» DATASET RECORDS
⁂

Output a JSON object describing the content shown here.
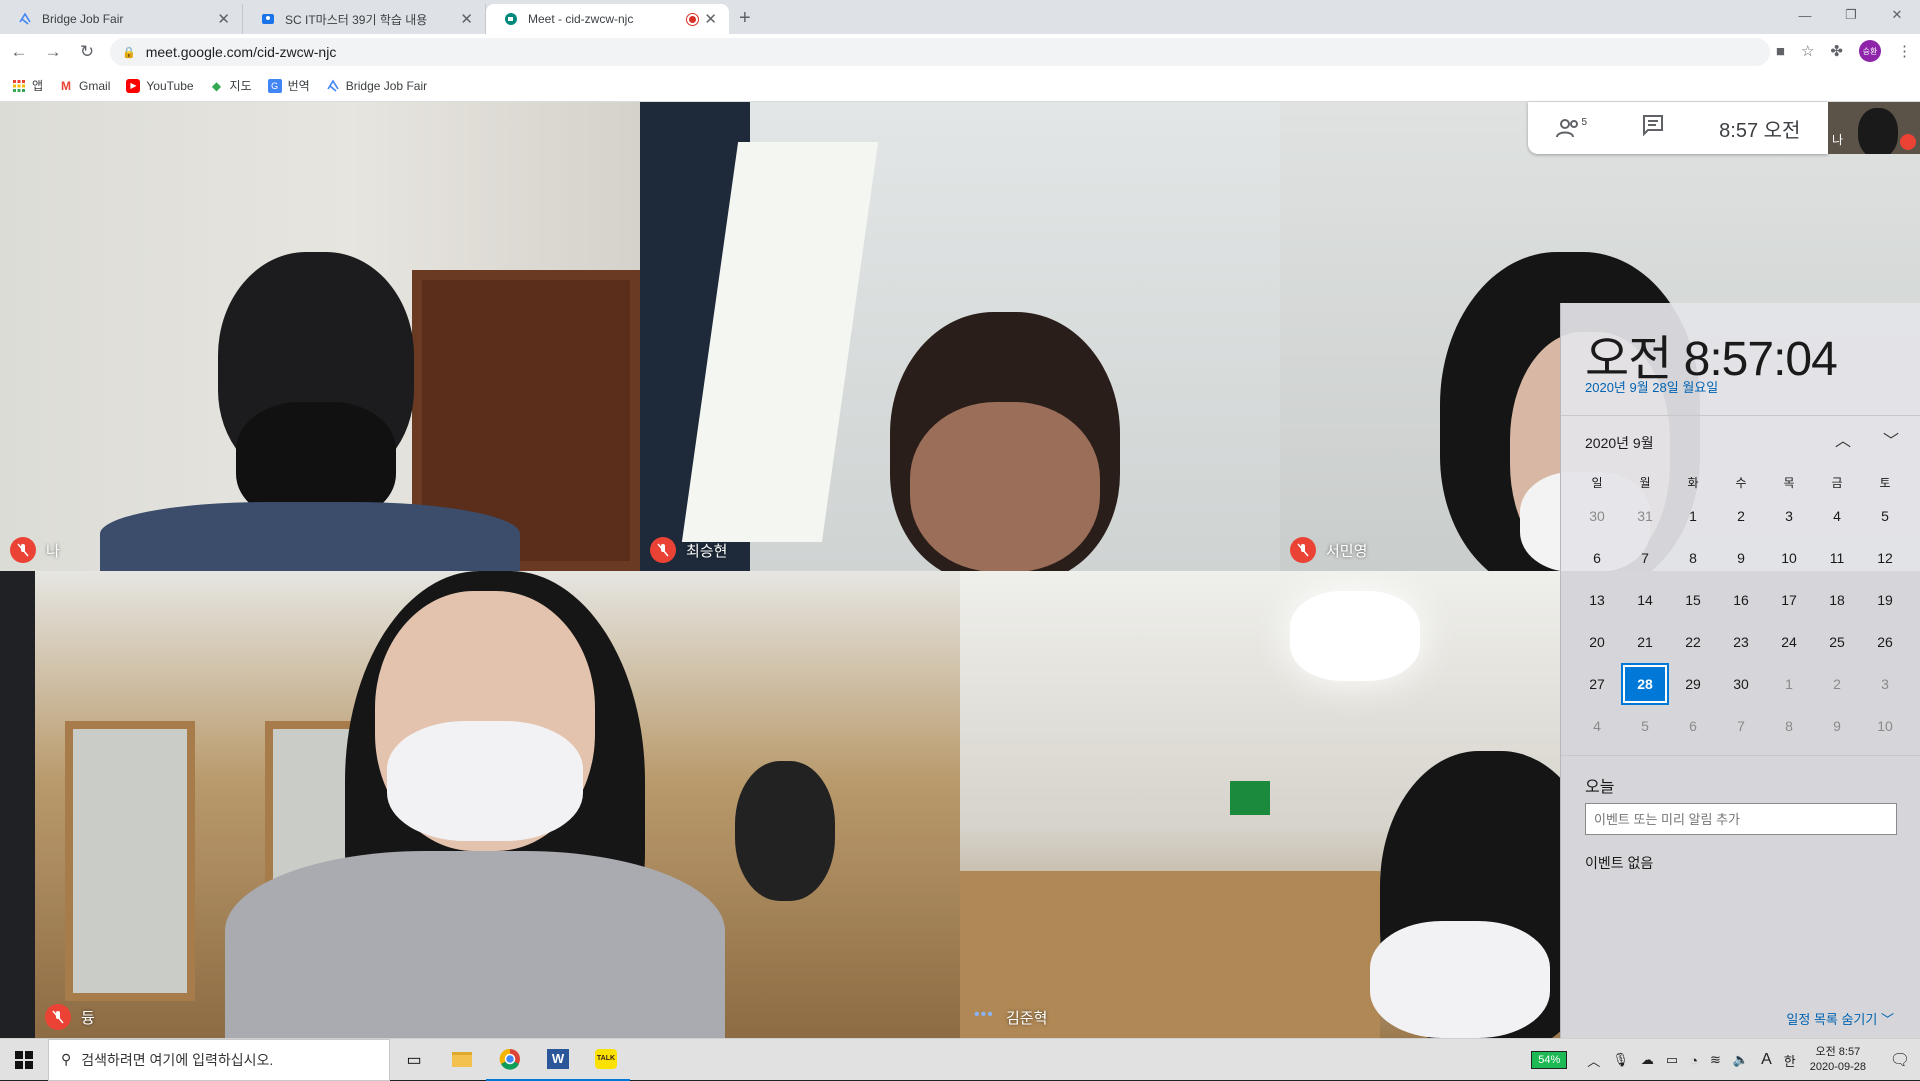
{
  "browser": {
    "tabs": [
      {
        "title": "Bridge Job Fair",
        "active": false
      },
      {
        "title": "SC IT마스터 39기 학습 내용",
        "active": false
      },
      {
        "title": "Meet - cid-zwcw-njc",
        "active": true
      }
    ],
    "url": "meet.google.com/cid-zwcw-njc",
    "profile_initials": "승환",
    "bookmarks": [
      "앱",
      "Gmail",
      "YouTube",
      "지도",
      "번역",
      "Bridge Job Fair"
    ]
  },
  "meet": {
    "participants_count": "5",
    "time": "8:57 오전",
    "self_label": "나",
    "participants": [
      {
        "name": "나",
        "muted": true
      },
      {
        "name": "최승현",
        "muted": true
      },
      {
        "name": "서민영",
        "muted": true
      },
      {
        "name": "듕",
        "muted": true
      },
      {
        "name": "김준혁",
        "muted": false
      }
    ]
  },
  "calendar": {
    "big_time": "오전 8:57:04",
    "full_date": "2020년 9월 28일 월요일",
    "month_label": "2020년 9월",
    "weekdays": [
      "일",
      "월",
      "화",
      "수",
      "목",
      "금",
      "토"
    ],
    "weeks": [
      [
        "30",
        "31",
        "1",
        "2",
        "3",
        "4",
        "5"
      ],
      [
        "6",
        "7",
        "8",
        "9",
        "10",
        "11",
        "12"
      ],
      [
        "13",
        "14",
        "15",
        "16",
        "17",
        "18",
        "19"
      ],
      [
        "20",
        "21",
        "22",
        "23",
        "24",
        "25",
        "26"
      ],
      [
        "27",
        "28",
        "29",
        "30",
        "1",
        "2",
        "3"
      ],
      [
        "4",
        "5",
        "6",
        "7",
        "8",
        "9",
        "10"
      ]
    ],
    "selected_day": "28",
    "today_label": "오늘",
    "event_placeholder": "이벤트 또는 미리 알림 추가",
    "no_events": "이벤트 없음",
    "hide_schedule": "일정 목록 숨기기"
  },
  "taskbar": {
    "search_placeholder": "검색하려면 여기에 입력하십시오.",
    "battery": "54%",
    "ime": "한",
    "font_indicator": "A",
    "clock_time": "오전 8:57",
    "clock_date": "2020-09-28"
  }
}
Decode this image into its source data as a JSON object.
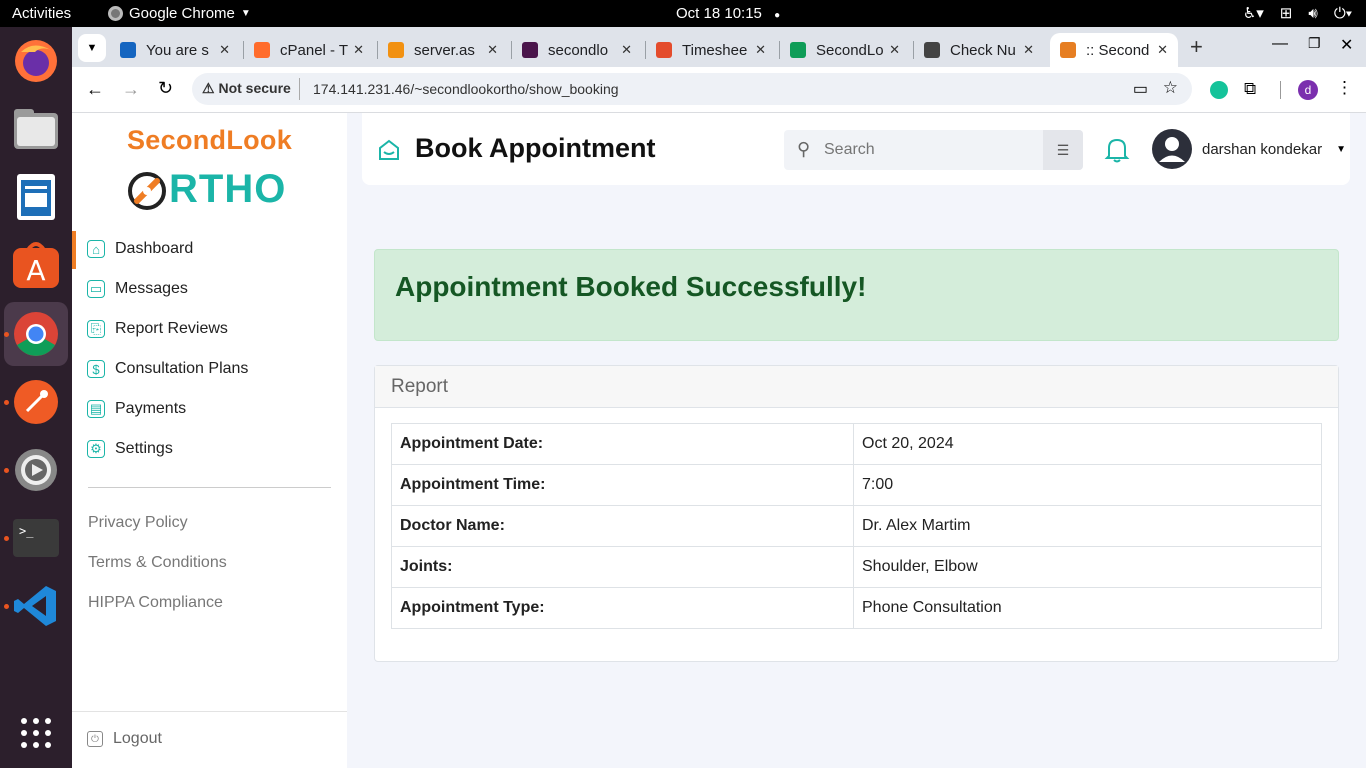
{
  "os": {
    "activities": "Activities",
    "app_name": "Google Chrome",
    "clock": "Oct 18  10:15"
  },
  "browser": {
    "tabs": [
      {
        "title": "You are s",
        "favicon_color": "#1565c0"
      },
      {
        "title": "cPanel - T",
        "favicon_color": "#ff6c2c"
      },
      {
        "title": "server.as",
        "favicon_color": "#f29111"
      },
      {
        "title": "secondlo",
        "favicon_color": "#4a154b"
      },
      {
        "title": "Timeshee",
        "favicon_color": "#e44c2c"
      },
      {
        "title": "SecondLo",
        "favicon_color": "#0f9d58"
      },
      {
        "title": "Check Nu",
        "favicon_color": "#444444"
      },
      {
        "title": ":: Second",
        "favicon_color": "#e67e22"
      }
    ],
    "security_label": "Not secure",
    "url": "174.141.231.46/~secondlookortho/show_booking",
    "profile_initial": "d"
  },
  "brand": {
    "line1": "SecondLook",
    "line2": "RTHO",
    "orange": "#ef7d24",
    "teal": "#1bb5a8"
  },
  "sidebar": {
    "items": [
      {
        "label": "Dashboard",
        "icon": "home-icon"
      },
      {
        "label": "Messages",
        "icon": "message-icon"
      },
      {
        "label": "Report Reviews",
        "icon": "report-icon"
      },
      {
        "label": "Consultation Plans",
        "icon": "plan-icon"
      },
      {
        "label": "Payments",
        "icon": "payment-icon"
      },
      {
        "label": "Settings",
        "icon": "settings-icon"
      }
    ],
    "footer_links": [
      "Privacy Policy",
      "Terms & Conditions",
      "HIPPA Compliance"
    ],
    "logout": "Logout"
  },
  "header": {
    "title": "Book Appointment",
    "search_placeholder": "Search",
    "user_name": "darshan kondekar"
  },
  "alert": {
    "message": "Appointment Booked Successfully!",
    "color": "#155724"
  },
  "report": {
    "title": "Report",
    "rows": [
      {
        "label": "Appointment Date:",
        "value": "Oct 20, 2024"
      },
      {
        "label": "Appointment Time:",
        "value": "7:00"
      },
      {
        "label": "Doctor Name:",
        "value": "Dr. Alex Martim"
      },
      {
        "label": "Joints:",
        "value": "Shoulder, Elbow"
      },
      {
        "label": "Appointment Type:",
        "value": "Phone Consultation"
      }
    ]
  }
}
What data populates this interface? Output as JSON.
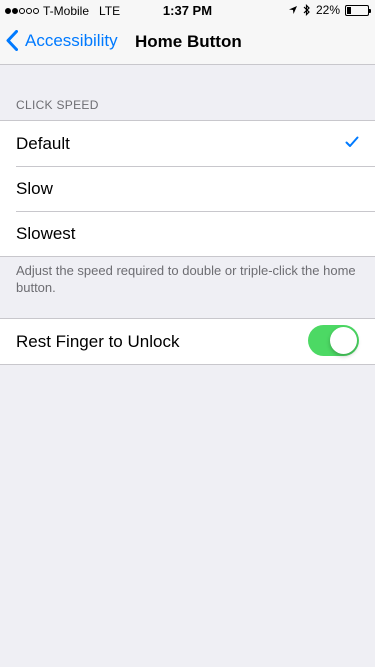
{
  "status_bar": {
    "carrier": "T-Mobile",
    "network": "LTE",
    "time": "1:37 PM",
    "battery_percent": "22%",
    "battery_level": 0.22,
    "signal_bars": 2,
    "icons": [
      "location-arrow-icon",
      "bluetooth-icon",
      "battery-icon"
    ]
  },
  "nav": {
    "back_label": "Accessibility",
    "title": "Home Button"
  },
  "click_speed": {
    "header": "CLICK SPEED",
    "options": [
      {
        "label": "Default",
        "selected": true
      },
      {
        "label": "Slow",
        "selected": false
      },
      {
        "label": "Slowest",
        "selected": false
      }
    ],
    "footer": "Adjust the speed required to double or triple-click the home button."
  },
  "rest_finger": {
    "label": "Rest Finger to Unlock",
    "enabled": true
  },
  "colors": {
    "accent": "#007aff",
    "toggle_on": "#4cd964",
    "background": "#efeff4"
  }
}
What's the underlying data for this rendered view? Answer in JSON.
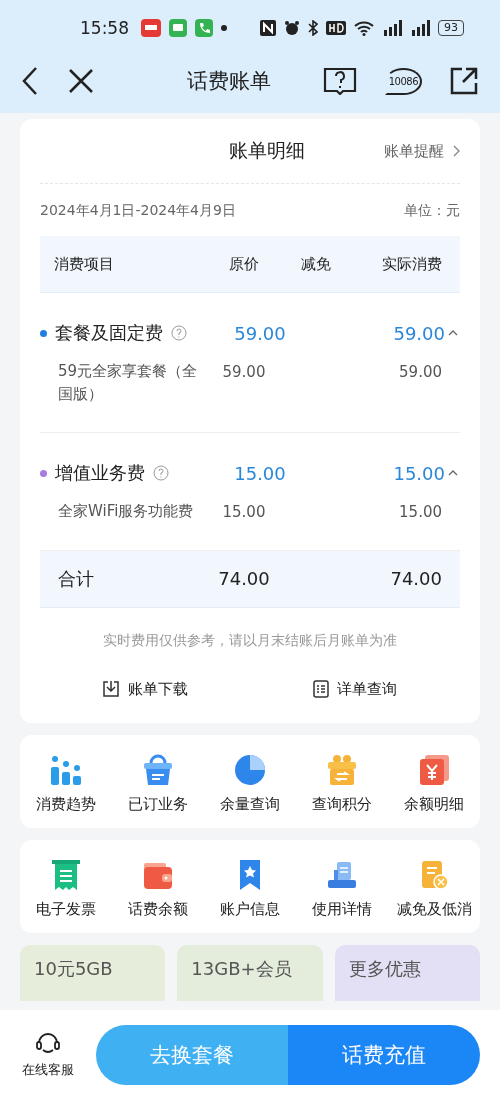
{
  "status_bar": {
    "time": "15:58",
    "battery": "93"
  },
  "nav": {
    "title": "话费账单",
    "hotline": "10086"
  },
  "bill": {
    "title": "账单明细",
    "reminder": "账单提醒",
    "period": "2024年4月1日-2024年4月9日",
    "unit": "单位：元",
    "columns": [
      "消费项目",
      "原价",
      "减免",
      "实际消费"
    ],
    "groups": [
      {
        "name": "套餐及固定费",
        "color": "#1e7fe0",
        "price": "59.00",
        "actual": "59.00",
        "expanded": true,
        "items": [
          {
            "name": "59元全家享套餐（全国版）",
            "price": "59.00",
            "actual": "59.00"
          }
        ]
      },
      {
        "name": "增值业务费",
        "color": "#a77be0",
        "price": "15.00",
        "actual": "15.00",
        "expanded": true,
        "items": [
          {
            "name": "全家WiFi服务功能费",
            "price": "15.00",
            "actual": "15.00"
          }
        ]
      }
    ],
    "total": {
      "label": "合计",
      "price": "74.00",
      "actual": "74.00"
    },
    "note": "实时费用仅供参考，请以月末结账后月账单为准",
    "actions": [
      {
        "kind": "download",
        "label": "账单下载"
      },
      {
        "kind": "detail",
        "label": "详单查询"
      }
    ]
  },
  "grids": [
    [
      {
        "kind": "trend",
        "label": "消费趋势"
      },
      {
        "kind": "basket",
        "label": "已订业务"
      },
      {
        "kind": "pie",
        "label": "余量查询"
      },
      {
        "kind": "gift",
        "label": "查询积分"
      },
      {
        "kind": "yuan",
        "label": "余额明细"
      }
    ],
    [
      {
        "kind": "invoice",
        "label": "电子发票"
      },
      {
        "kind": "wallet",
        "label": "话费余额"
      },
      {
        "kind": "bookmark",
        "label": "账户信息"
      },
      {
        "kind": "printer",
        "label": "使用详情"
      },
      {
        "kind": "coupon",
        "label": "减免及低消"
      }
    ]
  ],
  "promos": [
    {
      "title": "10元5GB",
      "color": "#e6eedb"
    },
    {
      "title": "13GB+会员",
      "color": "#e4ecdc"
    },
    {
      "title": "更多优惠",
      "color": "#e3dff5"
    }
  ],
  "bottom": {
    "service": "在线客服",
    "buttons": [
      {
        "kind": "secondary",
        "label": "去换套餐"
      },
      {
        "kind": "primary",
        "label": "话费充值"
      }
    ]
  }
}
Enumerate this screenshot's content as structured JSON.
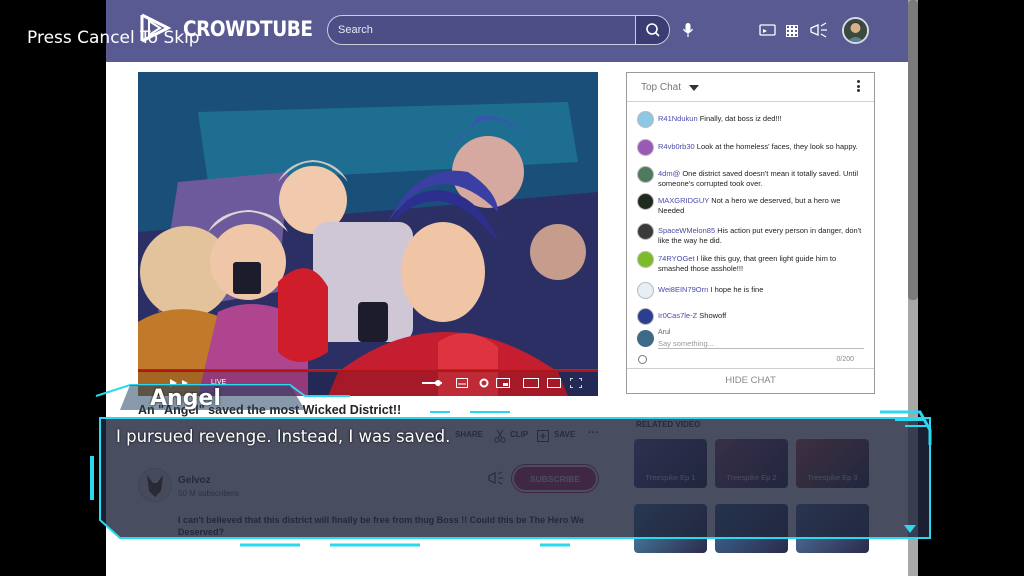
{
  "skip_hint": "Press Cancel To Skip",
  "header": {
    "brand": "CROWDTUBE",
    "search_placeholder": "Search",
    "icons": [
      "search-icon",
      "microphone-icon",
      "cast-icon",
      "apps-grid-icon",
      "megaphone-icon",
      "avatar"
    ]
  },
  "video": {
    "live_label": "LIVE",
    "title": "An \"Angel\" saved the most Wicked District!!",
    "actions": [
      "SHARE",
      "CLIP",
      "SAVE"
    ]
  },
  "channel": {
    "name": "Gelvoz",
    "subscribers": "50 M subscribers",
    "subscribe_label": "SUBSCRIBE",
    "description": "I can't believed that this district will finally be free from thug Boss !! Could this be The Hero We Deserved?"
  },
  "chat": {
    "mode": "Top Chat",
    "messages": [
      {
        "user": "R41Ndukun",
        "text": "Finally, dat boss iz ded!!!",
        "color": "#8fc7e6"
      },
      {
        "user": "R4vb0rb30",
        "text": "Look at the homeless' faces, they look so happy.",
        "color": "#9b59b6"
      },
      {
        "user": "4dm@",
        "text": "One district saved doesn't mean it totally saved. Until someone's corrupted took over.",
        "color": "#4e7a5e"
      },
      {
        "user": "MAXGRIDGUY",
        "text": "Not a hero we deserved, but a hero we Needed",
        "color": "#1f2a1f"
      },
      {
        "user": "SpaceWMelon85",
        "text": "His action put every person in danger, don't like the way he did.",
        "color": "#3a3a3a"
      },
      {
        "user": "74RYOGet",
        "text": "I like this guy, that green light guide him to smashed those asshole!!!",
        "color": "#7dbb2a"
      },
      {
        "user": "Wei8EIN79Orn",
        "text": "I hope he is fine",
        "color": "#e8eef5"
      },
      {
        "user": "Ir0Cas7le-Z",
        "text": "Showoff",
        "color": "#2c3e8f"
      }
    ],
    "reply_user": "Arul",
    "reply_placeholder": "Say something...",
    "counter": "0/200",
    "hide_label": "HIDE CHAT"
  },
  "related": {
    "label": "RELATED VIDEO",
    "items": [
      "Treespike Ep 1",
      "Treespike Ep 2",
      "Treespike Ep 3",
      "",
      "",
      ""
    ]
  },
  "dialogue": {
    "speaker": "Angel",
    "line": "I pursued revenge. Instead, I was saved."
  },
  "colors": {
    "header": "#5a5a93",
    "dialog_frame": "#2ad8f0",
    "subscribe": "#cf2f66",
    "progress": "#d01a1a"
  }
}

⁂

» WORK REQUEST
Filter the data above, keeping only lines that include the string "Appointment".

» SOLUTION
    "title": "Book Appointment",
    "message": "Appointment Booked Successfully!",
        "label": "Appointment Date:",
        "label": "Appointment Time:",
        "label": "Appointment Type:",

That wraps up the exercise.